An environmental and economic life cycle assessment of rooftop greenhouse (RTG) implementation in Barcelona, Spain. Assessing new forms of urban agriculture from the greenhouse structure to the final product level
2015 / Esther Sanyé-Mengual,Jordi Oliver-Solà, Juan Ignacio Montero & Joan Rieradevall
International Journal of Life Cycle Assessment (DOI: 10.1007/s11367-014-0836-9) (online first)

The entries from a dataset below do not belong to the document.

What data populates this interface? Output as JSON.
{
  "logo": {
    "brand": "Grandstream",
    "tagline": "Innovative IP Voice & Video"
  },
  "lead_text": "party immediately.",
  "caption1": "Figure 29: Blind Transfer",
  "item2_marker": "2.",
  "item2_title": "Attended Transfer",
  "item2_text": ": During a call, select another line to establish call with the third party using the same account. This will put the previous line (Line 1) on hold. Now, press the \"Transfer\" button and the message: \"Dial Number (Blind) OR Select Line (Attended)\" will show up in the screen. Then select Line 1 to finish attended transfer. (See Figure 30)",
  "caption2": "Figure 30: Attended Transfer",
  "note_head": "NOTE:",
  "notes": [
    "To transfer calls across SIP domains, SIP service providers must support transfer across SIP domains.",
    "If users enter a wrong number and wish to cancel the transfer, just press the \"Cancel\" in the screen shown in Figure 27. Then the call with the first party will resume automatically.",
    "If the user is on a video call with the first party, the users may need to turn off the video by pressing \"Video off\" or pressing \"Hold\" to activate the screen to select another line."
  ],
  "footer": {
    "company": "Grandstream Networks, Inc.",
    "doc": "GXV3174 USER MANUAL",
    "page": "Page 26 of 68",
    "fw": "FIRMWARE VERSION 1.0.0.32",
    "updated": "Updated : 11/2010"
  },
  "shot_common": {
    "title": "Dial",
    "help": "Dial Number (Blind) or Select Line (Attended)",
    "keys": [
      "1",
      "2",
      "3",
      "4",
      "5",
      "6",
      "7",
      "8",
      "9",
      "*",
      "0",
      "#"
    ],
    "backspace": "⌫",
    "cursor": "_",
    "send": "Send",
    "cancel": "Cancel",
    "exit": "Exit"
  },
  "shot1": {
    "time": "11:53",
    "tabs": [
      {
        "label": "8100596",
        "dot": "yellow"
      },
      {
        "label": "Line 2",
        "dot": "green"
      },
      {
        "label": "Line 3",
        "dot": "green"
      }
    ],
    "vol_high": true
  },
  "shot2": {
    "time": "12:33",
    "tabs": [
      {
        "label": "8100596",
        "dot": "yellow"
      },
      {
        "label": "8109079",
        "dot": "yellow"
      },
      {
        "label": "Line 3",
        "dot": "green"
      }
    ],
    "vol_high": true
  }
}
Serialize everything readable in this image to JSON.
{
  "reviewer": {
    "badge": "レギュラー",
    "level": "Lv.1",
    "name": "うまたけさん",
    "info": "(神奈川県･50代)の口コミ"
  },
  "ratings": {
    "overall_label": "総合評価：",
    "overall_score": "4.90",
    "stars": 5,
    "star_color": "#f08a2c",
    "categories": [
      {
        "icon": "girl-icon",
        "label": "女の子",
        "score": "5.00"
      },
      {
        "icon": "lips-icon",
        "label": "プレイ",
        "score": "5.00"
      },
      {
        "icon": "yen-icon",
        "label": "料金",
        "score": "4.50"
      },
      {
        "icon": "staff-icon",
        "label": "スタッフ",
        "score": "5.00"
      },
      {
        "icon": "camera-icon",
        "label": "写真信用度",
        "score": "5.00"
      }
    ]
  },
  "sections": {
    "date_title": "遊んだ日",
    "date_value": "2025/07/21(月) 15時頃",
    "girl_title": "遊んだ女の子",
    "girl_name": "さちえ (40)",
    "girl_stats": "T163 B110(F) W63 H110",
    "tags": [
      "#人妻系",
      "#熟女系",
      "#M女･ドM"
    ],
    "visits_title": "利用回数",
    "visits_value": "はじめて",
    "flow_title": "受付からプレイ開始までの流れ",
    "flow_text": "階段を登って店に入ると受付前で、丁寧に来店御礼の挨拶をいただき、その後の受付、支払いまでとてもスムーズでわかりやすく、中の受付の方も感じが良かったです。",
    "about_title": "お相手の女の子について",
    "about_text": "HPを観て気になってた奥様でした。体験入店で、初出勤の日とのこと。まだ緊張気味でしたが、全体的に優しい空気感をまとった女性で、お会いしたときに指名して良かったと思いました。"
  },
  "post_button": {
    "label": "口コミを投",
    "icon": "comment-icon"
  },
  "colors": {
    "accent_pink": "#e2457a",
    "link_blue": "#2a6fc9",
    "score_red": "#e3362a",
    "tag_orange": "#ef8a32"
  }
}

Purpose: Rooftop greenhouses (RTGs) are increasing as a new form of urban agriculture. Several environmental, economic, and social benefits have been attributed to the implementation of RTGs. However, the environmental burdens and economic costs of adapting greenhouse structures to the current building legislation were pointed out as a limitation of these systems in the literature. In this sense, this paper aims to analyse the environmental and economic performance of RTGs in Barcelona. Methods:A real RTG project is here analysed and compared to an industrial greenhouse system (i.e. multi-tunnel), from a life cycle perspective. Life cycle assessment (LCA) and life cycle costing (LCC) methods are followed in the assessment. The analysis is divided into three parts that progressively expand the system boundaries: greenhouse structure (cradle-to-grave), at the production point (cradle-to-farm gate), and at the consumption point (cradle-to-consumer). The applied LCIA methods are the ReCiPe (hierarchical, midpoint) and the cumulative energy demand. A cost-benefit analysis (CBA) approach is considered in the LCC. For the horticultural activity, a crop yield of 25 kg?•?m?2 is assumed for the RTG reference scenario. However, sensitivity analyses regarding the crop yield are performed during the whole assessment. Results and discussion:The greenhouse structure of an RTG has an environmental impact between 17 and 75 % higher and an economic cost 2.8 times higher than a multi-tunnel greenhouse. For the reference scenario (yield 25 kg?•?m?2), 1 kg of tomato produced in an RTG at the production point has a lower environmental impact (10–19 %) but a higher economic cost (24 %) than in a multi-tunnel system. At the consumption point, environmental savings are up to 42 % for local RTGs tomatoes, which are also 21 % cheaper than conventional tomatoes from multi-tunnel greenhouses in Almeria. However, the sensitivity assessment shows that the crop efficiency is determinant. Low yields can produce impacting and expensive vegetables, although integrated RTGs, which can take advantage from the residual energy from the building, can lead to low impacting and cheap local food products. Conclusions:RTGs face law limitations that make the greenhouse structure less environmentally friendly and less economically competitive than current industrial greenhouses. However, as horticultural systems and local production systems, RTGs can become an environmentally friendly option to further develop urban agriculture. Besides, attention is paid to the crop yield and, thus, further developments on integrated RTGs and their potential increase in crop yields (i.e. exchange of heat and CO2 with the building) are of great interest.